Oliver's follow-up to her smash debut, Before I Fall (2010), is another deft blend of realism and fantasy. The hook is irresistible: it's the near future, a time when love has long since been identified as a disease called amor deliria nervosa, and 17-year-old Lena is 95 days away from the operation that everyone gets to cure themselves. Can you feel the swoon coming? Enter Alex, a rakish daredevil who, as it turns out, is one of the Invalids a tribe of uncured who live on the lam in the surrounding wilderness. With the clock ticking down to her surgery, Lena is drawn into Alex's world, one of passion and freedom, while her emotionally castrated family members hope to turn her into yet another complacent zombie. Oliver's masterstroke is making a strong case for love as disease: the anxiety, depression, insomnia, and impulsive behavior of the smitten do smack of infirmity. The story bogs down as it revels in romance Alex is standard-issue perfection but the book never loses its A Clockwork Orange-style bite regarding safety versus choice.--Kraus, Daniel Copyright 2010 Booklist


Publisher's Weekly Review

In her sophomore novel, Oliver (Before I Fall) presents an intriguing but disappointing thought experiment, set in a dystopian future in which American borders are sealed and civil order is enforced by regulation, vigilantism, and "the procedure," a coming-of-age lobotomy that excises amor deliria nervosa, or love. Nearly 18, Lena Haloway welcomes the prospect; her mother underwent three unsuccessful procedures and eventually committed suicide, so Lena deeply believes that love equals suffering. Still, there's a subversiveness to her thoughts and actions, from nurturing the motherless child Gracie to reading Romeo and Juliet because it is "beautiful," not the cautionary tale it's presented as. When a strange, handsome boy begins to intrude on her life, strictly against the regulations, the "beauty" of that tragic trope begins to play out swiftly and relentlessly. The prose is accomplished, and the Portland, Maine, setting wonderfully evoked. However, Oliver's nightmare future lacks a visceral punch, primarily because of the weakness of the world-building. Her America has undergone a seismic shift, but the economic, religious, and cultural ramifications are all but ignored. Ages 14-up. (Feb.) (c) Copyright PWxyz, LLC. All rights reserved.

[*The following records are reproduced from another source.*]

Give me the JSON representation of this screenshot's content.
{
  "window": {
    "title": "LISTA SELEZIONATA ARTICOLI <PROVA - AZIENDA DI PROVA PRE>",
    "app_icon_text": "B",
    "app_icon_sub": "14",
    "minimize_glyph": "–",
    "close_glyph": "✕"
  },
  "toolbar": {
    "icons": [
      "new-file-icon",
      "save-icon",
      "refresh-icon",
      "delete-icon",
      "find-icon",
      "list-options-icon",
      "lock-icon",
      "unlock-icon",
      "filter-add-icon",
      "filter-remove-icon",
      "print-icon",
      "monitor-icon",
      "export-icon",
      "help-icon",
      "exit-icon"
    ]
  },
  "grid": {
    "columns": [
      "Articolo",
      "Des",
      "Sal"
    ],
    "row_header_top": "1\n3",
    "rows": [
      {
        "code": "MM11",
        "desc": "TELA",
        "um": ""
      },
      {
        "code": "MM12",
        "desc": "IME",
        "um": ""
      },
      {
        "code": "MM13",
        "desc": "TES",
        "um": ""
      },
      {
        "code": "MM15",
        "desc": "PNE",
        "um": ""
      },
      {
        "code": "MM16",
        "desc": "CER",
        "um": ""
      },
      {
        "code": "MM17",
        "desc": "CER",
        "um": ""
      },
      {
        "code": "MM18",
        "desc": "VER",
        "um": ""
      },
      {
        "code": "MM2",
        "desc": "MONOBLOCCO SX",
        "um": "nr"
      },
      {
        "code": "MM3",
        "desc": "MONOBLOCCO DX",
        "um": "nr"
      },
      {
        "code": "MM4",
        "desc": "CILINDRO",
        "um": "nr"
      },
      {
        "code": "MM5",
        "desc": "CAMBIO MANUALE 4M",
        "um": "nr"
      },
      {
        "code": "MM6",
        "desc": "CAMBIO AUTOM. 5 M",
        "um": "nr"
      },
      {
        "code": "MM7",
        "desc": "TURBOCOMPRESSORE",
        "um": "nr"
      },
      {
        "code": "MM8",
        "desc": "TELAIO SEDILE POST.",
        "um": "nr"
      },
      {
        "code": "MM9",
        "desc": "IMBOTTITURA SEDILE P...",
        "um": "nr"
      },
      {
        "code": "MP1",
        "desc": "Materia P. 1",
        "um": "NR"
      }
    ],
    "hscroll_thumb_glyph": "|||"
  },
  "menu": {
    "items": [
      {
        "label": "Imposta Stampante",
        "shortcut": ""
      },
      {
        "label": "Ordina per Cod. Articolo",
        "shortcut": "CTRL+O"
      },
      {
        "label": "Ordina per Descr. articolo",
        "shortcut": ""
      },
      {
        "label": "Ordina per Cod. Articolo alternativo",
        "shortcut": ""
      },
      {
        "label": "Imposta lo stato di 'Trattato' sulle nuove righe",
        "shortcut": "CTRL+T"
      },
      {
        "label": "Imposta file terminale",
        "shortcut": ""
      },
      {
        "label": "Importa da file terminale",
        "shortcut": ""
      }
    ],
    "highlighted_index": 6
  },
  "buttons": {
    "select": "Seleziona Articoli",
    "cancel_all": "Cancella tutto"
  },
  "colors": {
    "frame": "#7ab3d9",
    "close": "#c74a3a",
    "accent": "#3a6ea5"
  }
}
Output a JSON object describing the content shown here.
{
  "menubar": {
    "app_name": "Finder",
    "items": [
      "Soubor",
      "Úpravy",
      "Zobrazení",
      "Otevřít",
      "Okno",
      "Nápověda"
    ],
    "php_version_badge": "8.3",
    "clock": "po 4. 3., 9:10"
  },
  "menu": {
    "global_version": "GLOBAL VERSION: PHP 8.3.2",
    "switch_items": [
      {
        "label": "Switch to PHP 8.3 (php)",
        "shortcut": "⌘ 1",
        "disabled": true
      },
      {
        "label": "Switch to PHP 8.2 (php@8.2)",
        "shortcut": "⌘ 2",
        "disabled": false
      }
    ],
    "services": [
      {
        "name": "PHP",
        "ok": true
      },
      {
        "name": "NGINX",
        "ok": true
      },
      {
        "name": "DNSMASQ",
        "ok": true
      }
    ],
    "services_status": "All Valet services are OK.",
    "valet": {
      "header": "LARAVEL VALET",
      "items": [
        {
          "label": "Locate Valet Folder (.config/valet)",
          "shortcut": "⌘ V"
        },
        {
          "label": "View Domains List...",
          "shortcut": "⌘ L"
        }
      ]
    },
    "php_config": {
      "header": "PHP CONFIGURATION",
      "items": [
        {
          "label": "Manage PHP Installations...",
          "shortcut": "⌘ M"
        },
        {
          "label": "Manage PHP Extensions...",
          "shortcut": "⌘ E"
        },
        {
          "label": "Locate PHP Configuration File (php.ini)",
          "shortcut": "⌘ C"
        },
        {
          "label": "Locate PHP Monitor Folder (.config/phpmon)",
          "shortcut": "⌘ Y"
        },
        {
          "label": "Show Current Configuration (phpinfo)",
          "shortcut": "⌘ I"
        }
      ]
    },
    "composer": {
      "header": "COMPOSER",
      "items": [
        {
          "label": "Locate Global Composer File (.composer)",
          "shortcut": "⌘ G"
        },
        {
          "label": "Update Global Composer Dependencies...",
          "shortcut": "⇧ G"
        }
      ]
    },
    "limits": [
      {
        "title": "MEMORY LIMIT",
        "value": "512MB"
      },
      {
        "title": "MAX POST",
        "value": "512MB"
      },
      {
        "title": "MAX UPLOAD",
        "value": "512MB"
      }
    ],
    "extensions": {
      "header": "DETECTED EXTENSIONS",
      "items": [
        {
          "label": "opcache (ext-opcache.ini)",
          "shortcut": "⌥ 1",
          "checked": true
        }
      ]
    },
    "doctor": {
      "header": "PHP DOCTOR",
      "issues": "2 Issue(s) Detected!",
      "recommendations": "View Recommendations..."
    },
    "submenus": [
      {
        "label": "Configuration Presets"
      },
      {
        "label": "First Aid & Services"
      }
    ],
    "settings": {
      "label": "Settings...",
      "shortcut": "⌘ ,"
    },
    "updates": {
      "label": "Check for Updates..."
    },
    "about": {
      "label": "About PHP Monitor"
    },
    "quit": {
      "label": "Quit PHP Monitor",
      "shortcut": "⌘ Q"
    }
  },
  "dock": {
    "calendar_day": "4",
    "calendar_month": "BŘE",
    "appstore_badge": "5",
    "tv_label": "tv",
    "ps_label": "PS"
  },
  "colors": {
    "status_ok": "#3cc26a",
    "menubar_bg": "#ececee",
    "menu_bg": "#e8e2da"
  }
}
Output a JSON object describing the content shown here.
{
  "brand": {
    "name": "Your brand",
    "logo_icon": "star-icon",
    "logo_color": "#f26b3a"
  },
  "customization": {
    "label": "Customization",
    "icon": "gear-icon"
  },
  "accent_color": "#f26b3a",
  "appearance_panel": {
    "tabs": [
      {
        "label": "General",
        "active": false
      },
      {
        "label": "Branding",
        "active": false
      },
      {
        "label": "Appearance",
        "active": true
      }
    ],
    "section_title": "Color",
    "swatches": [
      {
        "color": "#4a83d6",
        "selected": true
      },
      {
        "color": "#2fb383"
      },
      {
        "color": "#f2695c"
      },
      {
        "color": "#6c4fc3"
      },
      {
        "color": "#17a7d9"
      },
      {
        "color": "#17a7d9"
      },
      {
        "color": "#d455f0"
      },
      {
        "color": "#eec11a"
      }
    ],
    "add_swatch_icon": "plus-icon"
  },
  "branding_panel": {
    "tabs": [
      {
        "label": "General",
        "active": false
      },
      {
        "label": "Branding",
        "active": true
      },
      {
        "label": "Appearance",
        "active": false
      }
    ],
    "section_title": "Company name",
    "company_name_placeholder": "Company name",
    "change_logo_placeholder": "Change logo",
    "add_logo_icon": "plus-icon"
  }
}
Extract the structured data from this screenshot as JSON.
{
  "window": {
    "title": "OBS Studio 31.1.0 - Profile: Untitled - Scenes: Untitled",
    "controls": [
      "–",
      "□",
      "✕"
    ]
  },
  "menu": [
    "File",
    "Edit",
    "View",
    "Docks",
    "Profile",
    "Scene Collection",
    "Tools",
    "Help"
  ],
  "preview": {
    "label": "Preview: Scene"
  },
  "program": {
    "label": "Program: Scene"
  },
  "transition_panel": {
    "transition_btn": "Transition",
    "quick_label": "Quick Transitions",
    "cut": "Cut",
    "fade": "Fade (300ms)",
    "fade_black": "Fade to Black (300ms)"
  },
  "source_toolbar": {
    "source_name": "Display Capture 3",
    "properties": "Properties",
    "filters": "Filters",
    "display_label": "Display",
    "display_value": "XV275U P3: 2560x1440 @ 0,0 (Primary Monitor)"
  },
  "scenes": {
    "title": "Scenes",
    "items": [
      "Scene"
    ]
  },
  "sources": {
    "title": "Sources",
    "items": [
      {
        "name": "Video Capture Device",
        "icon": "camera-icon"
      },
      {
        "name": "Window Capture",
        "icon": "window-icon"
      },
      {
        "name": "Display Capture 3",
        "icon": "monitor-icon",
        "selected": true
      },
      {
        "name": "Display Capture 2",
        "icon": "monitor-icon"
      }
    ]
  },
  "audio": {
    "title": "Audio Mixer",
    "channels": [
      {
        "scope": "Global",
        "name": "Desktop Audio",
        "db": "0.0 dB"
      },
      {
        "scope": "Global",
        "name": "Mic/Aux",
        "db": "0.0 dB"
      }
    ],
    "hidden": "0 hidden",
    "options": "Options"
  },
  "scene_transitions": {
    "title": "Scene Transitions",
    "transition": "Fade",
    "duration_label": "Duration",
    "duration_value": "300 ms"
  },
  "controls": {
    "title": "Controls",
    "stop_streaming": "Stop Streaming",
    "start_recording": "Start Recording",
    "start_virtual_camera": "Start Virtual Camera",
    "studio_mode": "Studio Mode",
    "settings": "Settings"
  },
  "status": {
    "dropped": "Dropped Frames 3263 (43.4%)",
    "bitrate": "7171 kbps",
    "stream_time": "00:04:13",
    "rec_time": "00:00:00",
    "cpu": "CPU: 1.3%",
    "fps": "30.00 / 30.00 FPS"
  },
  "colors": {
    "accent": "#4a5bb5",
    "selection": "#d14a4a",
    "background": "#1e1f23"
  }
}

School Library Journal Review

Gr 9 Up-According to the Government's official publication, The Book of Shhh (The Safety, Health, and Happiness Handbook), humans, if unregulated, are cruel, capricious, violent, miserable, and selfish. "It is only after their instincts and basic emotions have been controlled that they can be happy, generous, and good." The Government also mandates that all citizens, upon their 18th birthday, submit to an operation to control the spread of amor deliria nervosa, the disease of love. Lena, 17, eagerly awaits the day she can show off her badge of honor: a three-pointed scar behind her left ear. Then she will be paired with a boy chosen for her by the evaluators and live happy and safe forever. That is until she meets Alex, an "uncured." Lena and Alex spend her remaining 95 days together as much as possible. Lena comes to understand that the regulators are not there to protect the people, but rather to control them, and that her mother didn't commit suicide, but was thrown into the crypts because she was a resistor. With only hours left before her scheduled procedure, Lena, with Alex's love and help, decides to follow her mother's footsteps. Lauren Oliver's science fiction thriller (HarperCollins, 2011) is a fast-paced, edge-of-your-seat page-turner. Her writing is strong and filled with beautiful metaphors that enhance the darkness of Lena's life. Sarah Drew's narration breathes life into each character, especially Lena. She skips seamlessly between every conceivable teenage emotion: confusion, snarky sarcasm, whispered guilt, and the breathless bliss of first love. A must-have.-Cheryl Preisendorfer, Twinsburg City Schools, OH (c) Copyright 2011. Library Journals LLC, a wholly owned subsidiary of Media Source, Inc. No redistribution permitted.